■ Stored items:
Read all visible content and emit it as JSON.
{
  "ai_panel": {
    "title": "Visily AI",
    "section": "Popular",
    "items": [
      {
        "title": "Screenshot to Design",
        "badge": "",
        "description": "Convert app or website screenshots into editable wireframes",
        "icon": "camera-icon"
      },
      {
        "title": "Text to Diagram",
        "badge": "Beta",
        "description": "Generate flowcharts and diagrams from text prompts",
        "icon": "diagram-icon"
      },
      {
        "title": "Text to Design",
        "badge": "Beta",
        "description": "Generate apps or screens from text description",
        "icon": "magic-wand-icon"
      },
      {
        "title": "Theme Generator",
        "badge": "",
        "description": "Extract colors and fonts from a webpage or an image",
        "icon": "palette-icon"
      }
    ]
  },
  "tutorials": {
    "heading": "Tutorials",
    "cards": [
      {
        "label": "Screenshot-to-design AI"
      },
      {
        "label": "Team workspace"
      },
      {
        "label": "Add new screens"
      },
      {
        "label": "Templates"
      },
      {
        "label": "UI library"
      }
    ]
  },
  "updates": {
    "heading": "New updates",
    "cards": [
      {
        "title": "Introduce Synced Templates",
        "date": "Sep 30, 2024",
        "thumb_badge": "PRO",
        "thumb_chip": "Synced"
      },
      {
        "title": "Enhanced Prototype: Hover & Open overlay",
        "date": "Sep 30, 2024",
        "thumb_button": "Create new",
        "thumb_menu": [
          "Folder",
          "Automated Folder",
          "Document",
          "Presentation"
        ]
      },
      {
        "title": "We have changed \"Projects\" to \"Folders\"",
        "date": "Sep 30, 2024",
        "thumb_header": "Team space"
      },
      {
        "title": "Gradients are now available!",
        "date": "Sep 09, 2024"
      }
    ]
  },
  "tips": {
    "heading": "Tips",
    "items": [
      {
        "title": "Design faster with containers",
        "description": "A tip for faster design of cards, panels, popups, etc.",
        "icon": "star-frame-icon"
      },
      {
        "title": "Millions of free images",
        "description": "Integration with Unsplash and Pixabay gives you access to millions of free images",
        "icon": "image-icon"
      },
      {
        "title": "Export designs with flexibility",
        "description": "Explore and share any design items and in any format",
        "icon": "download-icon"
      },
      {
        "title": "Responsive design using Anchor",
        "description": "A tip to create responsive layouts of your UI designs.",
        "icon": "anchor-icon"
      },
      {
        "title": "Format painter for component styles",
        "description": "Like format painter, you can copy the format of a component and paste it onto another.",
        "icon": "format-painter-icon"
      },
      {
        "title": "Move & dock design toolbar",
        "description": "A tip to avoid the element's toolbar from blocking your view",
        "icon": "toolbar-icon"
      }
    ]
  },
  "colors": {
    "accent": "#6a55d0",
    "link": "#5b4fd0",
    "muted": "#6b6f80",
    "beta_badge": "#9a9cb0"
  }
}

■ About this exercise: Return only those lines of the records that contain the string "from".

■ Response below:
        "description": "Generate flowcharts and diagrams from text prompts",
        "description": "Generate apps or screens from text description",
        "description": "Extract colors and fonts from a webpage or an image",
        "description": "A tip to avoid the element's toolbar from blocking your view",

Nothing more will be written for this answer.